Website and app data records
**********

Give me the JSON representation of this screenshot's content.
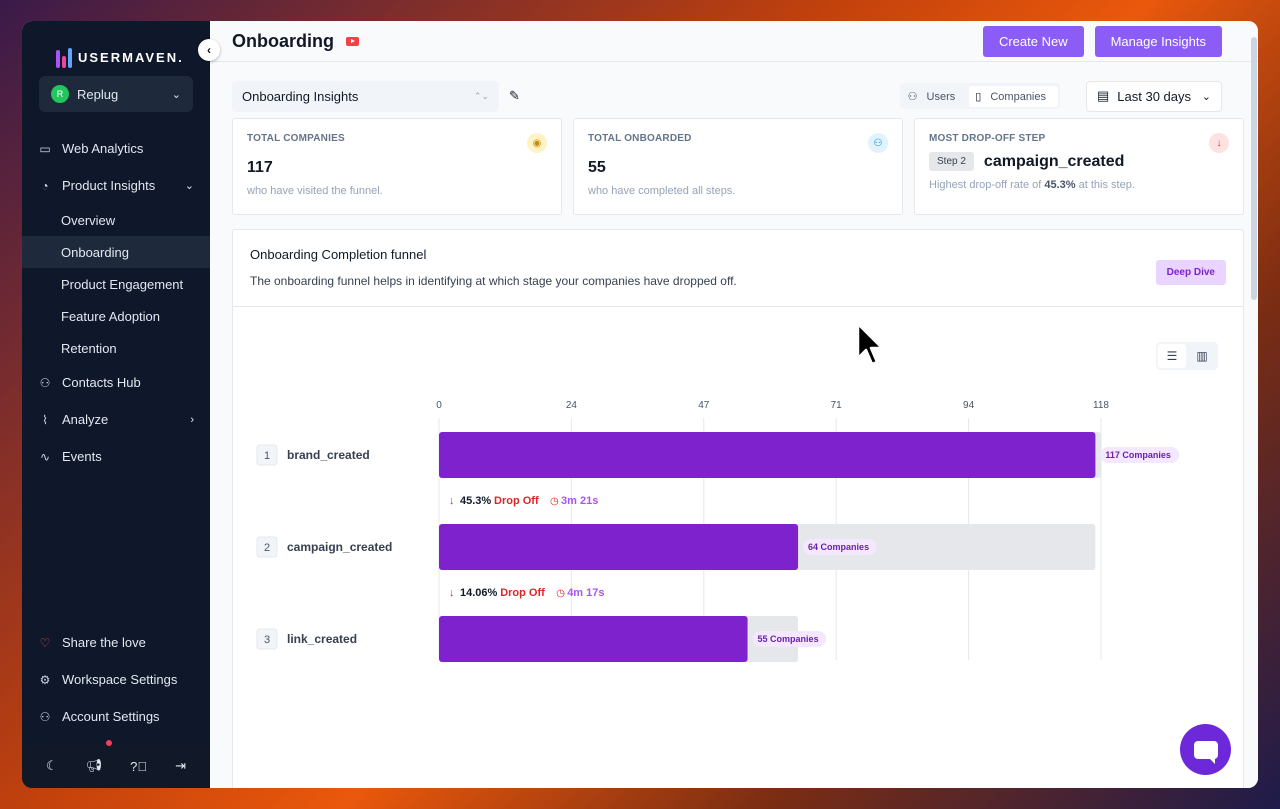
{
  "sidebar": {
    "brand": "USERMAVEN.",
    "workspace": {
      "initial": "R",
      "name": "Replug"
    },
    "items": [
      {
        "label": "Web Analytics",
        "icon": "browser-icon"
      },
      {
        "label": "Product Insights",
        "icon": "pie-chart-icon"
      },
      {
        "label": "Contacts Hub",
        "icon": "user-icon"
      },
      {
        "label": "Analyze",
        "icon": "line-chart-icon"
      },
      {
        "label": "Events",
        "icon": "activity-icon"
      }
    ],
    "sub_items": [
      "Overview",
      "Onboarding",
      "Product Engagement",
      "Feature Adoption",
      "Retention"
    ],
    "bottom_items": [
      {
        "label": "Share the love",
        "icon": "heart-icon"
      },
      {
        "label": "Workspace Settings",
        "icon": "gear-icon"
      },
      {
        "label": "Account Settings",
        "icon": "user-settings-icon"
      }
    ]
  },
  "header": {
    "title": "Onboarding",
    "create_new": "Create New",
    "manage_insights": "Manage Insights"
  },
  "filters": {
    "insight_select": "Onboarding Insights",
    "toggle_users": "Users",
    "toggle_companies": "Companies",
    "date_range": "Last 30 days"
  },
  "cards": [
    {
      "label": "TOTAL COMPANIES",
      "value": "117",
      "sub": "who have visited the funnel."
    },
    {
      "label": "TOTAL ONBOARDED",
      "value": "55",
      "sub": "who have completed all steps."
    },
    {
      "label": "MOST DROP-OFF STEP",
      "step_badge": "Step 2",
      "step_name": "campaign_created",
      "sub_prefix": "Highest drop-off rate of ",
      "sub_rate": "45.3%",
      "sub_suffix": " at this step."
    }
  ],
  "funnel": {
    "title": "Onboarding Completion funnel",
    "description": "The onboarding funnel helps in identifying at which stage your companies have dropped off.",
    "deep_dive": "Deep Dive"
  },
  "colors": {
    "accent": "#8b5cf6",
    "bar": "#7e22ce",
    "drop": "#dc2626"
  },
  "chart_data": {
    "type": "bar",
    "orientation": "horizontal",
    "axis_ticks": [
      0,
      24,
      47,
      71,
      94,
      118
    ],
    "xlim": [
      0,
      118
    ],
    "steps": [
      {
        "index": "1",
        "name": "brand_created",
        "value": 117,
        "label": "117 Companies"
      },
      {
        "index": "2",
        "name": "campaign_created",
        "value": 64,
        "label": "64 Companies"
      },
      {
        "index": "3",
        "name": "link_created",
        "value": 55,
        "label": "55 Companies"
      }
    ],
    "drop_offs": [
      {
        "rate": "45.3%",
        "text": "Drop Off",
        "time": "3m 21s"
      },
      {
        "rate": "14.06%",
        "text": "Drop Off",
        "time": "4m 17s"
      }
    ]
  }
}
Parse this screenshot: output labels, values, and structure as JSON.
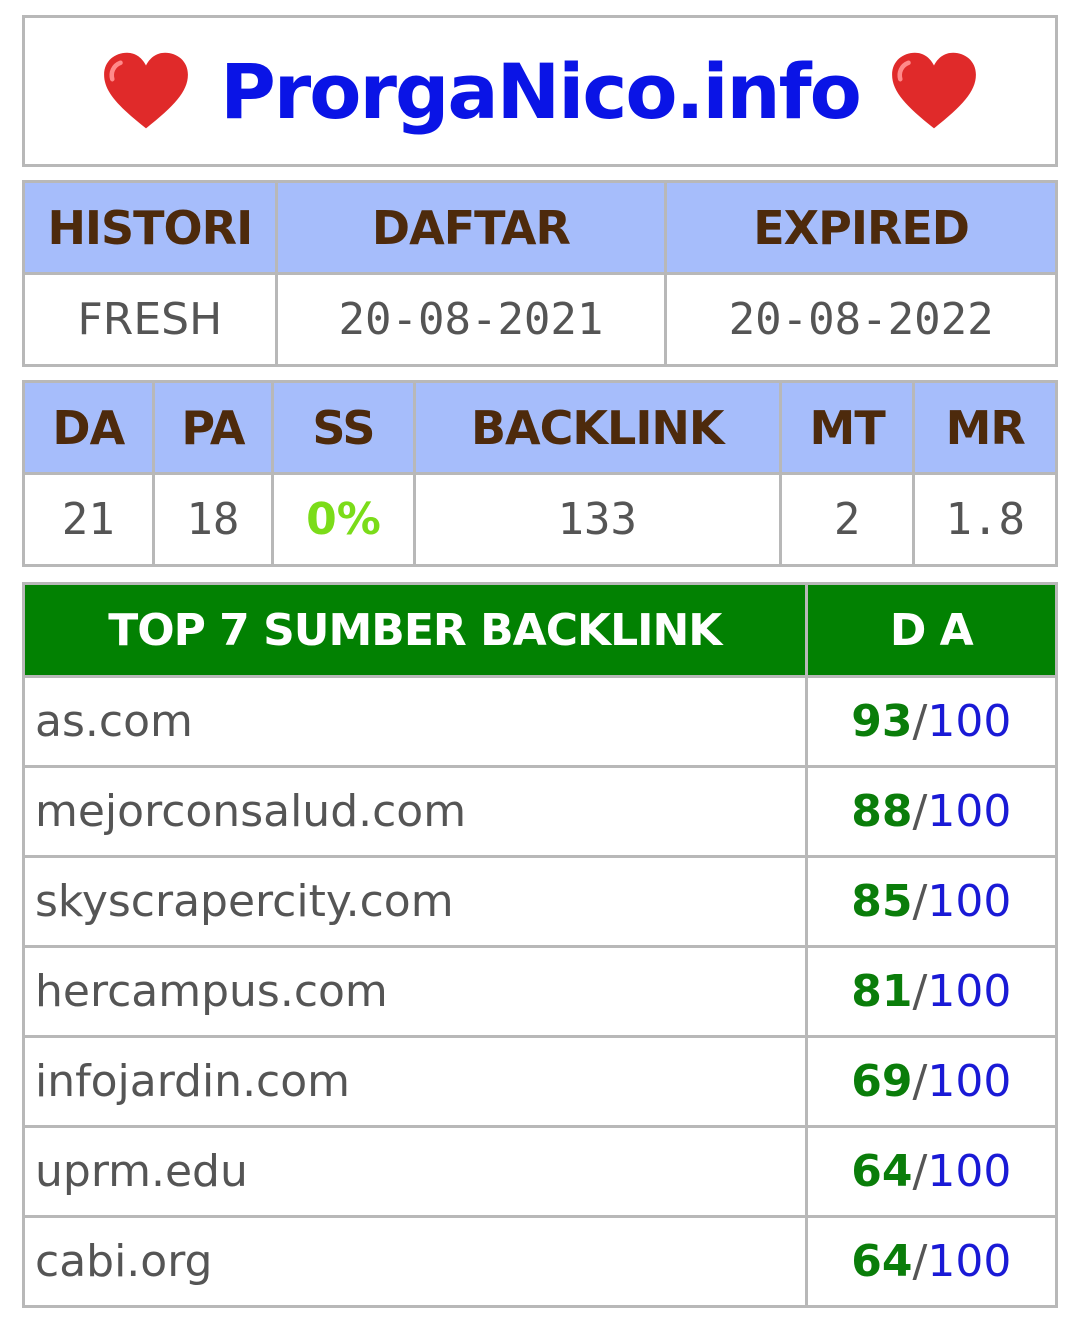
{
  "header": {
    "site_name": "ProrgaNico.info",
    "left_icon": "heart-icon",
    "right_icon": "heart-icon",
    "heart_color": "#e02a2a"
  },
  "registration": {
    "columns": [
      "HISTORI",
      "DAFTAR",
      "EXPIRED"
    ],
    "values": [
      "FRESH",
      "20-08-2021",
      "20-08-2022"
    ]
  },
  "metrics": {
    "columns": [
      "DA",
      "PA",
      "SS",
      "BACKLINK",
      "MT",
      "MR"
    ],
    "values": [
      "21",
      "18",
      "0%",
      "133",
      "2",
      "1.8"
    ]
  },
  "top_backlinks": {
    "title": "TOP 7 SUMBER BACKLINK",
    "da_header": "D A",
    "separator": "/",
    "max": "100",
    "rows": [
      {
        "domain": "as.com",
        "da": "93"
      },
      {
        "domain": "mejorconsalud.com",
        "da": "88"
      },
      {
        "domain": "skyscrapercity.com",
        "da": "85"
      },
      {
        "domain": "hercampus.com",
        "da": "81"
      },
      {
        "domain": "infojardin.com",
        "da": "69"
      },
      {
        "domain": "uprm.edu",
        "da": "64"
      },
      {
        "domain": "cabi.org",
        "da": "64"
      }
    ]
  },
  "colors": {
    "header_bg": "#a6bdfb",
    "header_text": "#4d2a0c",
    "green_header": "#028102",
    "site_name": "#0a14e6",
    "ss_value": "#7bdc19"
  }
}
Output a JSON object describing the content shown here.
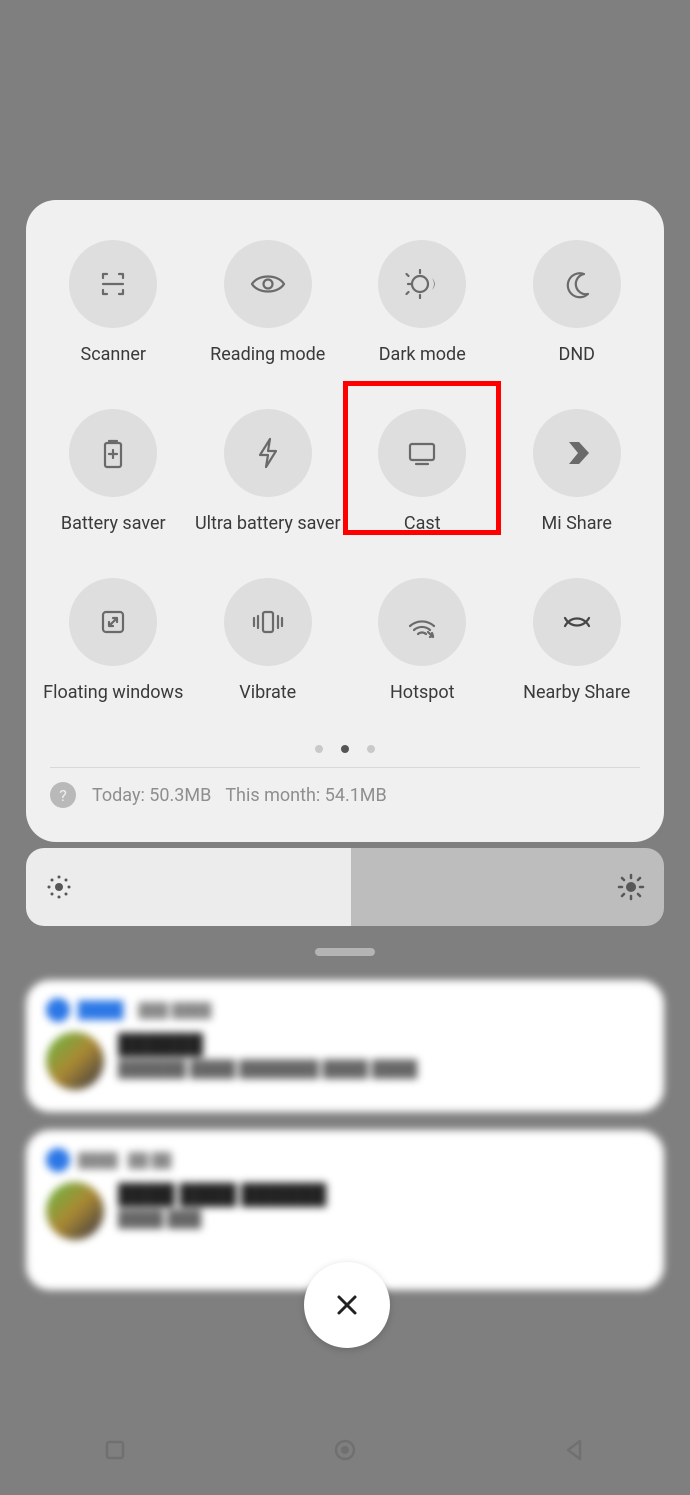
{
  "tiles": [
    {
      "label": "Scanner",
      "icon": "scanner-icon",
      "highlighted": false
    },
    {
      "label": "Reading mode",
      "icon": "eye-icon",
      "highlighted": false
    },
    {
      "label": "Dark mode",
      "icon": "dark-mode-icon",
      "highlighted": false
    },
    {
      "label": "DND",
      "icon": "moon-icon",
      "highlighted": false
    },
    {
      "label": "Battery saver",
      "icon": "battery-plus-icon",
      "highlighted": false
    },
    {
      "label": "Ultra battery saver",
      "icon": "bolt-icon",
      "highlighted": false
    },
    {
      "label": "Cast",
      "icon": "cast-icon",
      "highlighted": true
    },
    {
      "label": "Mi Share",
      "icon": "mishare-icon",
      "highlighted": false
    },
    {
      "label": "Floating windows",
      "icon": "floating-icon",
      "highlighted": false
    },
    {
      "label": "Vibrate",
      "icon": "vibrate-icon",
      "highlighted": false
    },
    {
      "label": "Hotspot",
      "icon": "hotspot-icon",
      "highlighted": false
    },
    {
      "label": "Nearby Share",
      "icon": "nearby-icon",
      "highlighted": false
    }
  ],
  "pagination": {
    "pages": 3,
    "active_index": 1
  },
  "data_usage": {
    "today_label": "Today: 50.3MB",
    "month_label": "This month: 54.1MB"
  },
  "brightness": {
    "percent": 51
  },
  "close_glyph": "✕"
}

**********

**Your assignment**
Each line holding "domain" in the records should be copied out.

**Output of the task**
        "domain": "as.com",
        "domain": "mejorconsalud.com",
        "domain": "skyscrapercity.com",
        "domain": "hercampus.com",
        "domain": "infojardin.com",
        "domain": "uprm.edu",
        "domain": "cabi.org",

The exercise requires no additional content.